Playwright Brian Golden honors Chicago’s extraordinary women in ‘Unwilling and Hostile Instruments’
By BRIAN GOLDEN October 10, 2013 11:24AM
Updated: October 18, 2013 2:26PM
Creating a single play that tells the entire story of how extraordinary Chicago women have influenced our city in the last century is an impossible task. Which is, of course, the best reason to do it anyway.
A bit of historical context: 100 years ago, as Chicago women battled for suffrage — eventually making Illinois the first state east of the Mississippi where women could vote for President — one opponent wrote that women were “merely the passive and often unwilling and hostile instruments by which humanity is created.”
When I first read this statement, almost breathtaking in its ignorance and disgust for womankind, I felt inspired to create a project for my company, Theatre Seven of Chicago, that would celebrate the contributions of Chicago women while also asking this question: Who are the real “‘unwilling and hostile instruments” that stand in the way of progress and equality?
We decided to tell stories from the lives of seven Chicago women — each penned by a different writer — that communicates the impact and legacy of great women for our city.

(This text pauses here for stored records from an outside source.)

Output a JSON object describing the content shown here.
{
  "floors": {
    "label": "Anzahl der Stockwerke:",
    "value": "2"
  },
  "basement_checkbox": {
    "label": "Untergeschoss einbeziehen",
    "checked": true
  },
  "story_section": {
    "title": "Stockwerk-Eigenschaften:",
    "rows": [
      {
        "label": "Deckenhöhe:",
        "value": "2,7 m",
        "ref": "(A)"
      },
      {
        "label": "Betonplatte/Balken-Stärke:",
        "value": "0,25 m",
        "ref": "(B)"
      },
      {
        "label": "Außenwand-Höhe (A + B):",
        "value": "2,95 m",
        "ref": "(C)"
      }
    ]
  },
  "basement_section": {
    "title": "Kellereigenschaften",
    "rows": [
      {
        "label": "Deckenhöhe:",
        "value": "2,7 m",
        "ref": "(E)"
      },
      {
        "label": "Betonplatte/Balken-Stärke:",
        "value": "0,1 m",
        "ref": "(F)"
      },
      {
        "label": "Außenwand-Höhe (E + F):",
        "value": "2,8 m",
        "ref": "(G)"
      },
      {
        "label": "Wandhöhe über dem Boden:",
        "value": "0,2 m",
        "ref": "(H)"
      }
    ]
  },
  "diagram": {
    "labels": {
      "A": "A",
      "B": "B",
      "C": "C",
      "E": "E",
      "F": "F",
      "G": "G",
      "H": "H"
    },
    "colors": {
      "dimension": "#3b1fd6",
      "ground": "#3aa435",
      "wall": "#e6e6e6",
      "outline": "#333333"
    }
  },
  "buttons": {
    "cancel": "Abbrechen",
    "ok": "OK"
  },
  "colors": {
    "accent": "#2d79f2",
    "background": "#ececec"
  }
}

This selection process was not easy. There are so many incredible, well-known women, along with the countless who live untold in the pages of history, to whom we owe some small part of the city we love.
As an artistic director, I often feel intimidated and overwhelmed by the responsibility of choosing which stories find their way to our stage and the context in which we tell them to our audience. But really, these aren’t just questions of artistry, but ones of citizenship: To whose stories are we going to pay attention? Which people’s experiences merit our focus and concern? Which questions about our city do we investigate and explore, and which do we leave as problems for others to tackle? And when we consider the lives of our fellow Chicagoans, do we see them as distinctly separate from ours, or as part of the same story of equality and community?
Ultimately, we chose Jane Addams and Ida Wells because they transformed how Chicago viewed its poor, immigrants and people of color. We chose Maurine Watkins because she walked into a cold jail cell and told a story that changed the way people saw Chicago forever. We chose Cora Strayer because she entered a male-dominated working world and carved a place for herself. We chose Ann Landers because she showed the world that the problems of ordinary women deserved its attention. We chose Myra Bradwell because she won legal rights for women that she didn’t live long enough to practice. We chose Mavis Staples because she uses her voice to imagine a world where people feel united, not divided.
We took great pride in selecting the Chicago stories we’re telling this October. Which one will you tell after you leave the theater? It’s up to you.
“Unwilling and Hostile Instruments: 100 Years of Extraordinary Chicago Women” runs through Oct. 27 at American Theater Company (1909 W. Byron). Get tickets and information at Theatreseven.org.